Raising new wheat producers has helped bump up output, says Deputy Agriculture Minister, Vangelis Haritatos.

“A lot of countries discount small-scale farmers because they are so small that individually they cannot effect much change,” Haritatos says. “But we organised them into clusters and convinced them that it was possible. The quality of most of their crops is premium.”

A man tends to wheat harvest at a farm in Chegutu, on Oct. 31, 2022. Many farmers growing wheat for the first time. Photo: Xinhua


Record irrigation expansion

Zimbabwe’s budget allocations into irrigation infrastructure over the past two years are at their highest in years.

A report on infrastructure spending released alongside the 2023 budget shows over 50 irrigation schemes under the Turnkey and the National Accelerated Irrigation Development Programme, which includes wheat projects. The Smallholder Irrigation Revitalisation Program, co-funded by Government and IFAD, has 2,800ha irrigated out of a targeted 6,100ha.

The 2023 budget has set aside Z$60.1 billion for irrigation. Treasury will also use US$20 million from the IMF SDR allocation to fund 17 irrigation schemes covering a combined 2,714ha.

Harvesting improved on previous years, with schemes such as the Belarus Farm Mechanisation Scheme supplying combine harvesters to new farmers to help them harvest wheat in time.

Private investment into wheat, which accounted for 60% of crop funding last year, remained strong. Innscor, through the PHI and Agrowth, contracted 13,000 hectares of wheat production to feed its subsidiary National Foods, the country’s biggest miller. The scheme is projected to harvest at least 78,000 tonnes.

“The current local wheat harvest is underway, and prospects for the crop size are very encouraging,” Natfoods says in its last quarterly update, saying it hoped improved cereal harvest would cut imports.
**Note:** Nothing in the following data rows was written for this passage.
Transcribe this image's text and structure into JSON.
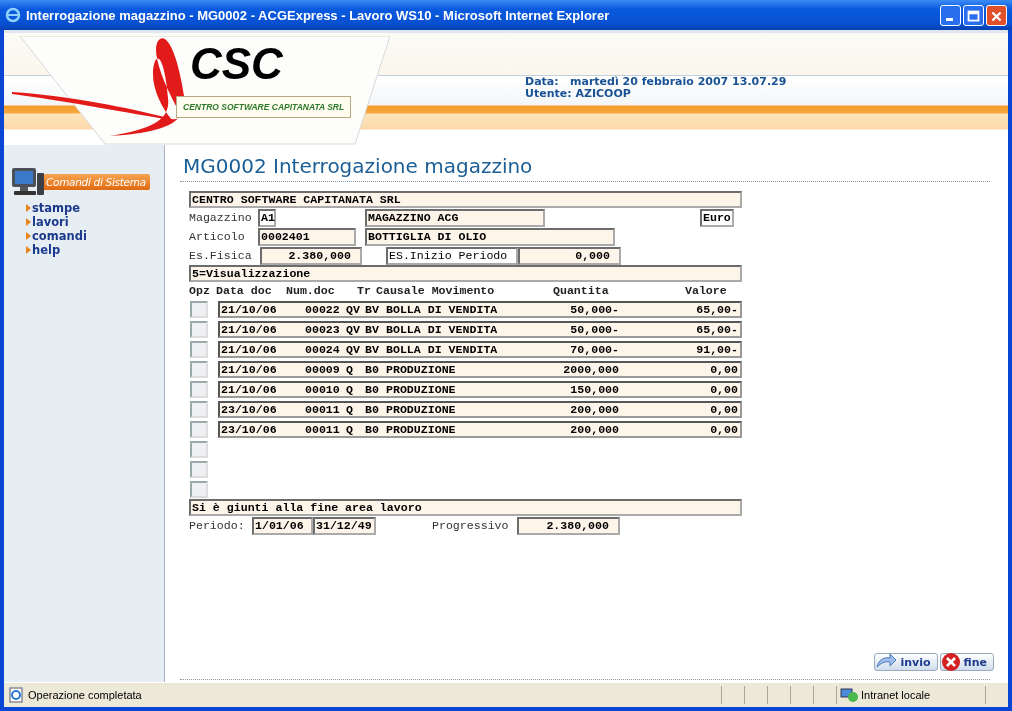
{
  "window": {
    "title": "Interrogazione magazzino - MG0002 - ACGExpress - Lavoro WS10 - Microsoft Internet Explorer"
  },
  "header": {
    "logo_name": "CSC",
    "logo_subtitle": "CENTRO SOFTWARE CAPITANATA SRL",
    "date_label": "Data:",
    "date": "martedì 20 febbraio 2007 13.07.29",
    "user": "Utente: AZICOOP"
  },
  "sidebar": {
    "title": "Comandi di Sistema",
    "items": [
      {
        "label": "stampe"
      },
      {
        "label": "lavori"
      },
      {
        "label": "comandi"
      },
      {
        "label": "help"
      }
    ]
  },
  "page": {
    "title": "MG0002 Interrogazione magazzino"
  },
  "form": {
    "company": "CENTRO SOFTWARE CAPITANATA SRL",
    "warehouse_label": "Magazzino",
    "warehouse_code": "A1",
    "warehouse_name": "MAGAZZINO ACG",
    "currency": "Euro",
    "item_label": "Articolo",
    "item_code": "0002401",
    "item_name": "BOTTIGLIA DI OLIO",
    "stock_label": "Es.Fisica",
    "stock": "2.380,000",
    "opening_label": "ES.Inizio Periodo",
    "opening": "0,000",
    "option_hint": "5=Visualizzazione"
  },
  "table": {
    "columns": [
      "Opz",
      "Data doc",
      "Num.doc",
      "Tr",
      "Causale Movimento",
      "Quantita",
      "Valore"
    ],
    "rows": [
      {
        "kind": "entry",
        "cells": [
          "21/10/06",
          "00022",
          "QV",
          "BV",
          "BOLLA DI VENDITA",
          "50,000-",
          "65,00-"
        ]
      },
      {
        "kind": "entry",
        "cells": [
          "21/10/06",
          "00023",
          "QV",
          "BV",
          "BOLLA DI VENDITA",
          "50,000-",
          "65,00-"
        ]
      },
      {
        "kind": "entry",
        "cells": [
          "21/10/06",
          "00024",
          "QV",
          "BV",
          "BOLLA DI VENDITA",
          "70,000-",
          "91,00-"
        ]
      },
      {
        "kind": "entry",
        "cells": [
          "21/10/06",
          "00009",
          "Q",
          "B0",
          "PRODUZIONE",
          "2000,000",
          "0,00"
        ]
      },
      {
        "kind": "entry",
        "cells": [
          "21/10/06",
          "00010",
          "Q",
          "B0",
          "PRODUZIONE",
          "150,000",
          "0,00"
        ]
      },
      {
        "kind": "entry",
        "cells": [
          "23/10/06",
          "00011",
          "Q",
          "B0",
          "PRODUZIONE",
          "200,000",
          "0,00"
        ]
      },
      {
        "kind": "entry",
        "cells": [
          "23/10/06",
          "00011",
          "Q",
          "B0",
          "PRODUZIONE",
          "200,000",
          "0,00"
        ]
      },
      {
        "kind": "blank"
      },
      {
        "kind": "blank"
      },
      {
        "kind": "blank"
      }
    ]
  },
  "footer_form": {
    "message": "Si è giunti alla fine area lavoro",
    "period_label": "Periodo:",
    "period_from": "1/01/06",
    "period_to": "31/12/49",
    "progressive_label": "Progressivo",
    "progressive": "2.380,000"
  },
  "buttons": [
    {
      "kind": "send",
      "label": "invio"
    },
    {
      "kind": "exit",
      "label": "fine"
    }
  ],
  "status_bar": {
    "text": "Operazione completata",
    "zone": "Intranet locale"
  }
}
But, it’s not all good news

But behind the good wheat delivery numbers are the farmers, some of whom are not as delighted by the season as government officials claim in the press headlines.

Payment delays by the GMB have once again discouraged farmers.

GMB this month paid Z$268,048 plus US$220 per tonne for premium grade wheat, and Z$243,680 and US$200 per tonne for standard wheat. But, by the first week of November, only 22% of the delivered wheat has been paid for, according to GMB data. GMB had to apply for another Z$10 billion and US$8 million to Treasury to pay farmers, GMB general manager Rocky Mutenha said then.

The Food Crop Contractors Association (FCCA), a group of commercial farmers that grows most of the wheat, also reported early in November that only farmers on the Presidential Input Scheme and self-financing farmers had been paid.

Critics want government to end all controls on wheat marketing.

“Farmers are complaining of non-payment for wheat delivered, (some) receiving only a delivery note. No payments up to date, yet the government created monopoly is the only buyer,” says Rusty Markham, opposition Citizens Coalition for Change MP for Harare North and the party’s secretary for agriculture.

Power cuts and fires were also a major risk this year, farmers say. In 2019, the electricity crisis slashed wheat output to just 60,000 tonnes.

No more imports? Not quite

Zimbabwe has spent over US$140 million each year importing wheat, a bill that would increase given rising global grain prices. With a larger crop, Zimbabwe will now import less. But, while government officials claim Zimbabwe will no longer import any wheat, the country still needs some imports.

The country’s “soft” wheat must be blended with imported varieties, which cannot be grown here due to the climate, to make shelf-quality bread, says the Grain Millers Association of Zimbabwe.